### What you will do:
Word for word, restate all the records; images are not part of the copy.

### Input records:
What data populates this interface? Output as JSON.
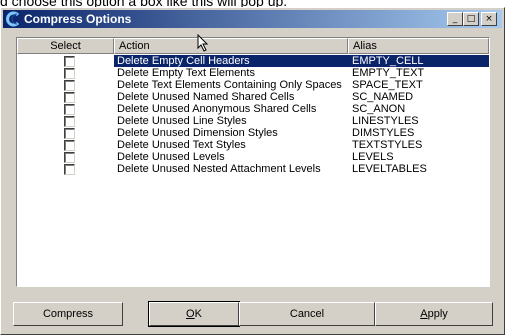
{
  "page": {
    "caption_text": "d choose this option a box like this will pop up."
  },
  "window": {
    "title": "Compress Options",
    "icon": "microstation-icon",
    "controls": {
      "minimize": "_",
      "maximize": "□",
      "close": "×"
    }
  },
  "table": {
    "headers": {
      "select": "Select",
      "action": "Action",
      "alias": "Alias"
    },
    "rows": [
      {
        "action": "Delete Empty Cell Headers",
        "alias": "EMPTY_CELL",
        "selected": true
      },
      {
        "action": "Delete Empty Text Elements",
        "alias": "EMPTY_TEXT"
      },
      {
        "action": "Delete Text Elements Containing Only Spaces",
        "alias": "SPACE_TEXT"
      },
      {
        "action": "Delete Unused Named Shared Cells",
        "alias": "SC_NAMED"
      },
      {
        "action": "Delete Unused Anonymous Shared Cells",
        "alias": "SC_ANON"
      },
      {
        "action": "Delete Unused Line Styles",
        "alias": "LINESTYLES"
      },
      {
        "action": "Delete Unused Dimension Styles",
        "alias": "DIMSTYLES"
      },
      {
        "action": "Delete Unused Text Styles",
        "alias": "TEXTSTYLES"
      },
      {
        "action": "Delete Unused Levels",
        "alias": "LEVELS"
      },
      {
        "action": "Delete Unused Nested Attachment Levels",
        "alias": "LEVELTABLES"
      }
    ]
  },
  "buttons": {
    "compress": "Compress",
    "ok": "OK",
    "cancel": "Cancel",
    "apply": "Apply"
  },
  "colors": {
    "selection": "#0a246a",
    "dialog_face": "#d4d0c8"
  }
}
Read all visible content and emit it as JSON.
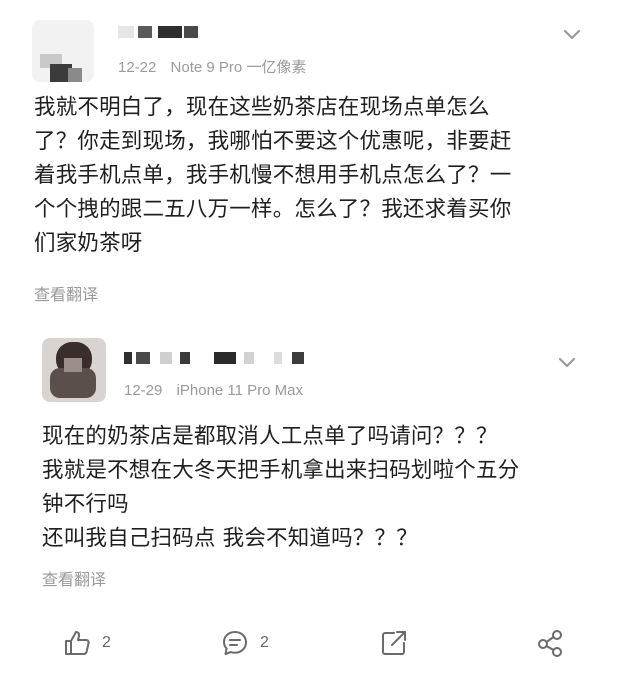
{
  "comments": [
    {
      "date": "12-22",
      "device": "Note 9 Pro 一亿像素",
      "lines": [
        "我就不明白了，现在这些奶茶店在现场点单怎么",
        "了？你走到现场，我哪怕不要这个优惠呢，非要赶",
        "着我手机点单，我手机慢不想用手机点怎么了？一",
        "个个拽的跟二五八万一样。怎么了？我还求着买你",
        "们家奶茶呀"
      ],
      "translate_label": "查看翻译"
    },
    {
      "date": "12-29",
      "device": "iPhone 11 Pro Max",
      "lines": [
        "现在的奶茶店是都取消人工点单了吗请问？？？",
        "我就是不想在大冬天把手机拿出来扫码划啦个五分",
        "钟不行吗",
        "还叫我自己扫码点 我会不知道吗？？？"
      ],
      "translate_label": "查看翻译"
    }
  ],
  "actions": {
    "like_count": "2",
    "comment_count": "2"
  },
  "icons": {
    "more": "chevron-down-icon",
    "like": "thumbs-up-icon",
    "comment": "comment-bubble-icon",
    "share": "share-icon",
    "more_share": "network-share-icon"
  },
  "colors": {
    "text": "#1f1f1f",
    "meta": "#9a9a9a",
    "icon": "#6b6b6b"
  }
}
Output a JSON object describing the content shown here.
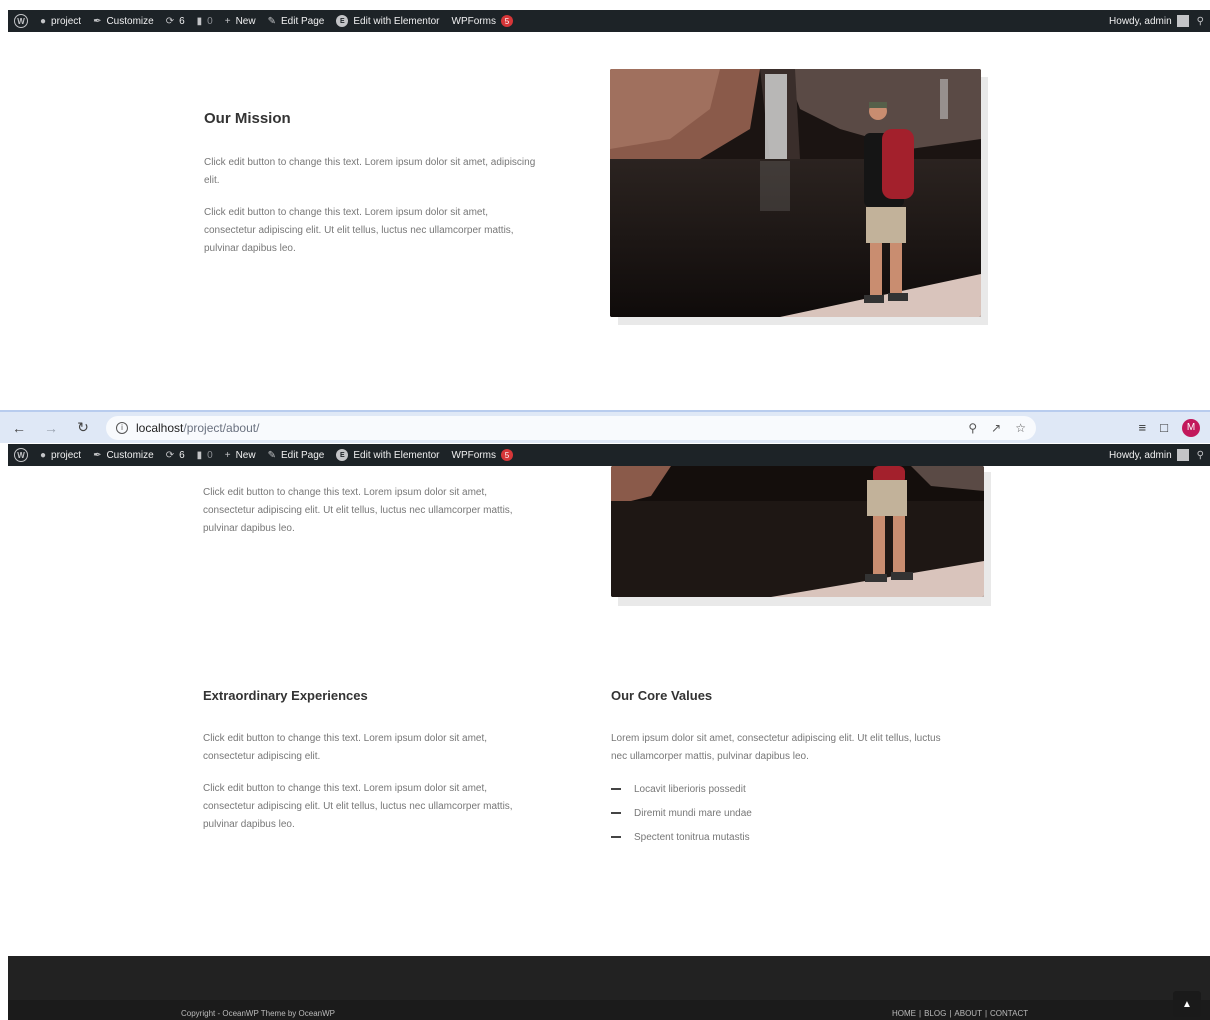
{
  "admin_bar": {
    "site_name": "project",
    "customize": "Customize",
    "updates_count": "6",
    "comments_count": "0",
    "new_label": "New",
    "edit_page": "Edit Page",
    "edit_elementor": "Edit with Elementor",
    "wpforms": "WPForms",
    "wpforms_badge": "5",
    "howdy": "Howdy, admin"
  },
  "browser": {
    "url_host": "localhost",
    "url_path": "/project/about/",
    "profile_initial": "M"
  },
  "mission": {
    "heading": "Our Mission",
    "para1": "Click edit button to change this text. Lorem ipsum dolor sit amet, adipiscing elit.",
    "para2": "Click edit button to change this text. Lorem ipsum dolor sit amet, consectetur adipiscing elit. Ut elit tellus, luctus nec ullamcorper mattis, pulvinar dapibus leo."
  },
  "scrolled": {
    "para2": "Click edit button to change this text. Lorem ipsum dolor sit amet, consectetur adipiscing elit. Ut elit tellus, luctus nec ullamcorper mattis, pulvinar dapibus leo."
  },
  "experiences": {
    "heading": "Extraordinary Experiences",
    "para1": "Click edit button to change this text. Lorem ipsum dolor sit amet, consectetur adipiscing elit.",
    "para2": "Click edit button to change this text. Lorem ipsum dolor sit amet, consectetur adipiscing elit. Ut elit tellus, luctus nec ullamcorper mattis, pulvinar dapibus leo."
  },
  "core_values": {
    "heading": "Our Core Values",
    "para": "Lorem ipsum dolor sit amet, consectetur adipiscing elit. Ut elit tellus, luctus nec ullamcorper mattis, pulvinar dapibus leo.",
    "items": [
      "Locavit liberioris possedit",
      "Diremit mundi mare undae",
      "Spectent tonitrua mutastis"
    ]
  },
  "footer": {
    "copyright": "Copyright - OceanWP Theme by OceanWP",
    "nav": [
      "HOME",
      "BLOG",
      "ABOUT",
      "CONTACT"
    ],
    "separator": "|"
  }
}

### Task response:
What data populates this interface? Output as JSON.
{
  "page": {
    "caption_text": "d choose this option a box like this will pop up."
  },
  "window": {
    "title": "Compress Options",
    "icon": "microstation-icon",
    "controls": {
      "minimize": "_",
      "maximize": "□",
      "close": "×"
    }
  },
  "table": {
    "headers": {
      "select": "Select",
      "action": "Action",
      "alias": "Alias"
    },
    "rows": [
      {
        "action": "Delete Empty Cell Headers",
        "alias": "EMPTY_CELL",
        "selected": true
      },
      {
        "action": "Delete Empty Text Elements",
        "alias": "EMPTY_TEXT"
      },
      {
        "action": "Delete Text Elements Containing Only Spaces",
        "alias": "SPACE_TEXT"
      },
      {
        "action": "Delete Unused Named Shared Cells",
        "alias": "SC_NAMED"
      },
      {
        "action": "Delete Unused Anonymous Shared Cells",
        "alias": "SC_ANON"
      },
      {
        "action": "Delete Unused Line Styles",
        "alias": "LINESTYLES"
      },
      {
        "action": "Delete Unused Dimension Styles",
        "alias": "DIMSTYLES"
      },
      {
        "action": "Delete Unused Text Styles",
        "alias": "TEXTSTYLES"
      },
      {
        "action": "Delete Unused Levels",
        "alias": "LEVELS"
      },
      {
        "action": "Delete Unused Nested Attachment Levels",
        "alias": "LEVELTABLES"
      }
    ]
  },
  "buttons": {
    "compress": "Compress",
    "ok": "OK",
    "cancel": "Cancel",
    "apply": "Apply"
  },
  "colors": {
    "selection": "#0a246a",
    "dialog_face": "#d4d0c8"
  }
}
Read all visible content and emit it as JSON.
{
  "comments": [
    {
      "date": "12-22",
      "device": "Note 9 Pro 一亿像素",
      "lines": [
        "我就不明白了，现在这些奶茶店在现场点单怎么",
        "了？你走到现场，我哪怕不要这个优惠呢，非要赶",
        "着我手机点单，我手机慢不想用手机点怎么了？一",
        "个个拽的跟二五八万一样。怎么了？我还求着买你",
        "们家奶茶呀"
      ],
      "translate_label": "查看翻译"
    },
    {
      "date": "12-29",
      "device": "iPhone 11 Pro Max",
      "lines": [
        "现在的奶茶店是都取消人工点单了吗请问？？？",
        "我就是不想在大冬天把手机拿出来扫码划啦个五分",
        "钟不行吗",
        "还叫我自己扫码点 我会不知道吗？？？"
      ],
      "translate_label": "查看翻译"
    }
  ],
  "actions": {
    "like_count": "2",
    "comment_count": "2"
  },
  "icons": {
    "more": "chevron-down-icon",
    "like": "thumbs-up-icon",
    "comment": "comment-bubble-icon",
    "share": "share-icon",
    "more_share": "network-share-icon"
  },
  "colors": {
    "text": "#1f1f1f",
    "meta": "#9a9a9a",
    "icon": "#6b6b6b"
  }
}
Output a JSON object describing the content shown here.
{
  "admin_bar": {
    "site_name": "project",
    "customize": "Customize",
    "updates_count": "6",
    "comments_count": "0",
    "new_label": "New",
    "edit_page": "Edit Page",
    "edit_elementor": "Edit with Elementor",
    "wpforms": "WPForms",
    "wpforms_badge": "5",
    "howdy": "Howdy, admin"
  },
  "browser": {
    "url_host": "localhost",
    "url_path": "/project/about/",
    "profile_initial": "M"
  },
  "mission": {
    "heading": "Our Mission",
    "para1": "Click edit button to change this text. Lorem ipsum dolor sit amet, adipiscing elit.",
    "para2": "Click edit button to change this text. Lorem ipsum dolor sit amet, consectetur adipiscing elit. Ut elit tellus, luctus nec ullamcorper mattis, pulvinar dapibus leo."
  },
  "scrolled": {
    "para2": "Click edit button to change this text. Lorem ipsum dolor sit amet, consectetur adipiscing elit. Ut elit tellus, luctus nec ullamcorper mattis, pulvinar dapibus leo."
  },
  "experiences": {
    "heading": "Extraordinary Experiences",
    "para1": "Click edit button to change this text. Lorem ipsum dolor sit amet, consectetur adipiscing elit.",
    "para2": "Click edit button to change this text. Lorem ipsum dolor sit amet, consectetur adipiscing elit. Ut elit tellus, luctus nec ullamcorper mattis, pulvinar dapibus leo."
  },
  "core_values": {
    "heading": "Our Core Values",
    "para": "Lorem ipsum dolor sit amet, consectetur adipiscing elit. Ut elit tellus, luctus nec ullamcorper mattis, pulvinar dapibus leo.",
    "items": [
      "Locavit liberioris possedit",
      "Diremit mundi mare undae",
      "Spectent tonitrua mutastis"
    ]
  },
  "footer": {
    "copyright": "Copyright - OceanWP Theme by OceanWP",
    "nav": [
      "HOME",
      "BLOG",
      "ABOUT",
      "CONTACT"
    ],
    "separator": "|"
  }
}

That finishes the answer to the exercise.